# Exercise
Check each line of the records below for the word "this" and copy those where it appears.

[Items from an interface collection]
____________________
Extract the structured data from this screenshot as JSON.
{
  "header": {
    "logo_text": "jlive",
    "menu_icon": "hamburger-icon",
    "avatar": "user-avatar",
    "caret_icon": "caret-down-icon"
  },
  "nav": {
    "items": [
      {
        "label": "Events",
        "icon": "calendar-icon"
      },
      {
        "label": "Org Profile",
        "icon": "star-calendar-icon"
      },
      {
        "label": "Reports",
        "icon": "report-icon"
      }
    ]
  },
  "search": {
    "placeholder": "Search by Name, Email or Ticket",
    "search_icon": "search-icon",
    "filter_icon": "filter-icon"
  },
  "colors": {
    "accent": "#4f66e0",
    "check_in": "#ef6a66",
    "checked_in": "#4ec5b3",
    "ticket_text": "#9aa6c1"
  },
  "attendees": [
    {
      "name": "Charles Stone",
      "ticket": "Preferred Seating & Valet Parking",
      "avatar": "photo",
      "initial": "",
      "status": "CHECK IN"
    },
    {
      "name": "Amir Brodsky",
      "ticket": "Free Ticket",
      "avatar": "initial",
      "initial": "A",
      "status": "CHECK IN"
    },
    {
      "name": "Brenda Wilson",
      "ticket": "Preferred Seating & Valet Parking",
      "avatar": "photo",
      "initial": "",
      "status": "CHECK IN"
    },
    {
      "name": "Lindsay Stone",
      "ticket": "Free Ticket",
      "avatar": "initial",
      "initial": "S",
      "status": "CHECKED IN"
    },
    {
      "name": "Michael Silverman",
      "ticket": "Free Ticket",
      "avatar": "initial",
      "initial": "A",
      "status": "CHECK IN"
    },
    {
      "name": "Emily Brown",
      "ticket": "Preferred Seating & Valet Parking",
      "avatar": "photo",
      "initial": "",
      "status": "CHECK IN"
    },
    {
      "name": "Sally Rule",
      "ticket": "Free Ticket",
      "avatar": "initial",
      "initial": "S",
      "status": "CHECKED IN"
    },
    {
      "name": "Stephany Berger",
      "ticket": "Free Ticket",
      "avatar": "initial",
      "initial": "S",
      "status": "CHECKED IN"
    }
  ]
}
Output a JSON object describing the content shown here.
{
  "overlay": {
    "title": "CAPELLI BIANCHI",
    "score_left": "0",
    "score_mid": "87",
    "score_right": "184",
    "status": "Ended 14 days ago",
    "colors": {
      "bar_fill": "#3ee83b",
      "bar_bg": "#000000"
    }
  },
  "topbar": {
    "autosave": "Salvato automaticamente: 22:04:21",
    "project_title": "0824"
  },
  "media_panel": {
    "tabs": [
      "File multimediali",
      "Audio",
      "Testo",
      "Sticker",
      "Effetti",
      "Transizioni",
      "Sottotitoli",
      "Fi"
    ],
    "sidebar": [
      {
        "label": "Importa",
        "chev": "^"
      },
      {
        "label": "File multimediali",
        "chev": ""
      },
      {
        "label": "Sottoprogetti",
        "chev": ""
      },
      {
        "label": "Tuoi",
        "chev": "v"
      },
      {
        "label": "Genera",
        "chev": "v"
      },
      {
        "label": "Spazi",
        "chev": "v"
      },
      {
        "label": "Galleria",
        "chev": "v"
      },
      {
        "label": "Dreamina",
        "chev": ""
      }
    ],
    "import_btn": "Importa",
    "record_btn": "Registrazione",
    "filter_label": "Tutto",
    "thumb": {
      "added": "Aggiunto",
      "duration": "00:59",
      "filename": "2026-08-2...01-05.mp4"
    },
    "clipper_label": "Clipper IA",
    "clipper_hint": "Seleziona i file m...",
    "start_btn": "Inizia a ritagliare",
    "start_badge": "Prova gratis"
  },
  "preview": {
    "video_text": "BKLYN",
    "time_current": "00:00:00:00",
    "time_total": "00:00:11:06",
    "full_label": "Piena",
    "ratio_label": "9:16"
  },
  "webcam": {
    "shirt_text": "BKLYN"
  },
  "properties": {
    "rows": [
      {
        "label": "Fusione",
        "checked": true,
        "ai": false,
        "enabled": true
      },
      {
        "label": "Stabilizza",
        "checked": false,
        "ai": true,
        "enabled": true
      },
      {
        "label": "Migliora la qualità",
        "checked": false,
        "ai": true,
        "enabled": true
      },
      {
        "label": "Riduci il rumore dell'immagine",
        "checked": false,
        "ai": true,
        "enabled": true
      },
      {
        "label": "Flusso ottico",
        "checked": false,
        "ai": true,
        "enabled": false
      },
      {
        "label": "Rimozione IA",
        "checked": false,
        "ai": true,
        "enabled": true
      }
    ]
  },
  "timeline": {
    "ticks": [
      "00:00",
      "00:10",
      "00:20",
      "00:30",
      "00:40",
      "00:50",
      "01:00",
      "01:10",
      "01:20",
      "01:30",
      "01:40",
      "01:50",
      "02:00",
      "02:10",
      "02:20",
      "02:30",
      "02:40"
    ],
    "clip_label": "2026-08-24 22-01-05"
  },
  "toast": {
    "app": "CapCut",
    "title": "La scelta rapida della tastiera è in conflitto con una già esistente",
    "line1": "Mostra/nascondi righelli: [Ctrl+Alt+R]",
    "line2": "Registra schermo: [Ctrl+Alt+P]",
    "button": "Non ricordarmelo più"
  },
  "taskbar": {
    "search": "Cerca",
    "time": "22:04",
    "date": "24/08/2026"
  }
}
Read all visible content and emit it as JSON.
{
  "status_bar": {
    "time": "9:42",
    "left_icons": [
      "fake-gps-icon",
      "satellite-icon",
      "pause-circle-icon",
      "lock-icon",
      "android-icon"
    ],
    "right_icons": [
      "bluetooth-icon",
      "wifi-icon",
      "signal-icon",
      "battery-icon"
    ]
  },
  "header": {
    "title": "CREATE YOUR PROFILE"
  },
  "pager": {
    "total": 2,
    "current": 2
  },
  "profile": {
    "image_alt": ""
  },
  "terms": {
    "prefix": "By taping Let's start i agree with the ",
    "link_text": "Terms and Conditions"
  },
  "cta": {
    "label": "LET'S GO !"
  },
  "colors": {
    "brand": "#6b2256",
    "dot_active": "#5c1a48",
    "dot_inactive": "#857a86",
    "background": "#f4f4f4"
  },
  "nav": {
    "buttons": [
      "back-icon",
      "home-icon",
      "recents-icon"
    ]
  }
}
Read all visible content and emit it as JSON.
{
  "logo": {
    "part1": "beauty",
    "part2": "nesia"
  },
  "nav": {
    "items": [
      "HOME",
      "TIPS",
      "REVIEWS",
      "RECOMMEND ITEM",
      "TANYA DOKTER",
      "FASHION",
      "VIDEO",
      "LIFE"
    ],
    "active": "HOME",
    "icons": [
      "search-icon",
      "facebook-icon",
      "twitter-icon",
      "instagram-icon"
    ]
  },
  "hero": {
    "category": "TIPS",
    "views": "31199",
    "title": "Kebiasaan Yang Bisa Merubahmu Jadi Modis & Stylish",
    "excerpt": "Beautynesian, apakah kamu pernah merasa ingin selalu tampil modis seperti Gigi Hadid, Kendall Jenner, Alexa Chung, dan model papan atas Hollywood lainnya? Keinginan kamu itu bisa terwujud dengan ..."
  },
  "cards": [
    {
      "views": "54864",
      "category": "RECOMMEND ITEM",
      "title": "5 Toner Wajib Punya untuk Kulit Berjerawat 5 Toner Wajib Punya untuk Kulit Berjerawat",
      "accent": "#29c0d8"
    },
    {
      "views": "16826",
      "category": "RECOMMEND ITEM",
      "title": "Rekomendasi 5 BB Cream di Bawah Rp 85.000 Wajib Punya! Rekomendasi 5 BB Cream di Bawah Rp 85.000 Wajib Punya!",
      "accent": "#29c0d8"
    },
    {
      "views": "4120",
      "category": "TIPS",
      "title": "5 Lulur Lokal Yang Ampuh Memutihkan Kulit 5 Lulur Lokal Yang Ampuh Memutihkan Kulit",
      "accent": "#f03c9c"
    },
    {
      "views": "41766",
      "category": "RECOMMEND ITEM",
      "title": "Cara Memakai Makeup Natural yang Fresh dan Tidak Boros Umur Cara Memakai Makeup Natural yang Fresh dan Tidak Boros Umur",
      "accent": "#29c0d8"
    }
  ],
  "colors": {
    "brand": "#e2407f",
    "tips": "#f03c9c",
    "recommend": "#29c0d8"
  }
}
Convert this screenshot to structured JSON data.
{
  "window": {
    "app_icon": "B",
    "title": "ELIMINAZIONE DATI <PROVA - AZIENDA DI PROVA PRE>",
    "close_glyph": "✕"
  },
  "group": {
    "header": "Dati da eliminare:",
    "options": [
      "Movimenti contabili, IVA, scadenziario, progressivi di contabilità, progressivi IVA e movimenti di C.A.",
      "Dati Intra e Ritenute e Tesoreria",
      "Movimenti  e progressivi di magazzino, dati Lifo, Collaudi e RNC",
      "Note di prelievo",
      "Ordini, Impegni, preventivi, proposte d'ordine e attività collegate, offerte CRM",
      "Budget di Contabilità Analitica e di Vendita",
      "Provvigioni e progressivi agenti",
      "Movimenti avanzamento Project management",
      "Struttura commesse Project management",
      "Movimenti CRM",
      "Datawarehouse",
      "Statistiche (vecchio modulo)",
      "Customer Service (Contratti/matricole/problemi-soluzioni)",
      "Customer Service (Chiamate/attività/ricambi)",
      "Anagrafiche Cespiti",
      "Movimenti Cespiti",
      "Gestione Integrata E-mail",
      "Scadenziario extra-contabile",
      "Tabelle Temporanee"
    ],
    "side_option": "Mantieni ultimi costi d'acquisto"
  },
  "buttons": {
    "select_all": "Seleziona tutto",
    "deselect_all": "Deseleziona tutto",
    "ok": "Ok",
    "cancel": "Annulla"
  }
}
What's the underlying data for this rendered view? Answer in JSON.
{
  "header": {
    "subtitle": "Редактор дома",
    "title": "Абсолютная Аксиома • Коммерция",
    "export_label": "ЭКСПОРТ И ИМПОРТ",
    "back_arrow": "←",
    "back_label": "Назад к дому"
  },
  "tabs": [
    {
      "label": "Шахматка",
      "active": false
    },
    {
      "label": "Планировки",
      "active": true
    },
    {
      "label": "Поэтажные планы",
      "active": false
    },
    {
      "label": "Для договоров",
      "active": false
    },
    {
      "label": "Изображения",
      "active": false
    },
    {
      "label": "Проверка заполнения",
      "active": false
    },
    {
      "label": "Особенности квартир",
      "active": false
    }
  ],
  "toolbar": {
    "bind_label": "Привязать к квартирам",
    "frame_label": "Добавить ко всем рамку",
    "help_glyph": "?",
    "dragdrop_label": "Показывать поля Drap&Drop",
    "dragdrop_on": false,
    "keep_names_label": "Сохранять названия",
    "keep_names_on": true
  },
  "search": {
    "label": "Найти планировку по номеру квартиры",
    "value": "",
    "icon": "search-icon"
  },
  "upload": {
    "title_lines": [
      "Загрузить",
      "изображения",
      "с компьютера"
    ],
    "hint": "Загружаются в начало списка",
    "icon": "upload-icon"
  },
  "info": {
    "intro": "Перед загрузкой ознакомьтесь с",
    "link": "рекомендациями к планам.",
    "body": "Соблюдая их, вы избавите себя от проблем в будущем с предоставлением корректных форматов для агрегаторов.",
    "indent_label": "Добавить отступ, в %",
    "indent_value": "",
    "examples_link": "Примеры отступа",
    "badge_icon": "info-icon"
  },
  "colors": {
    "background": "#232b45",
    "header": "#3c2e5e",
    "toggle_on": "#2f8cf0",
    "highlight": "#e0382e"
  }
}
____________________
# Answer to the exercise
Extract the structured data from this screenshot as JSON.
Convert this screenshot to structured JSON data.
What's the underlying data for this rendered view? Answer in JSON.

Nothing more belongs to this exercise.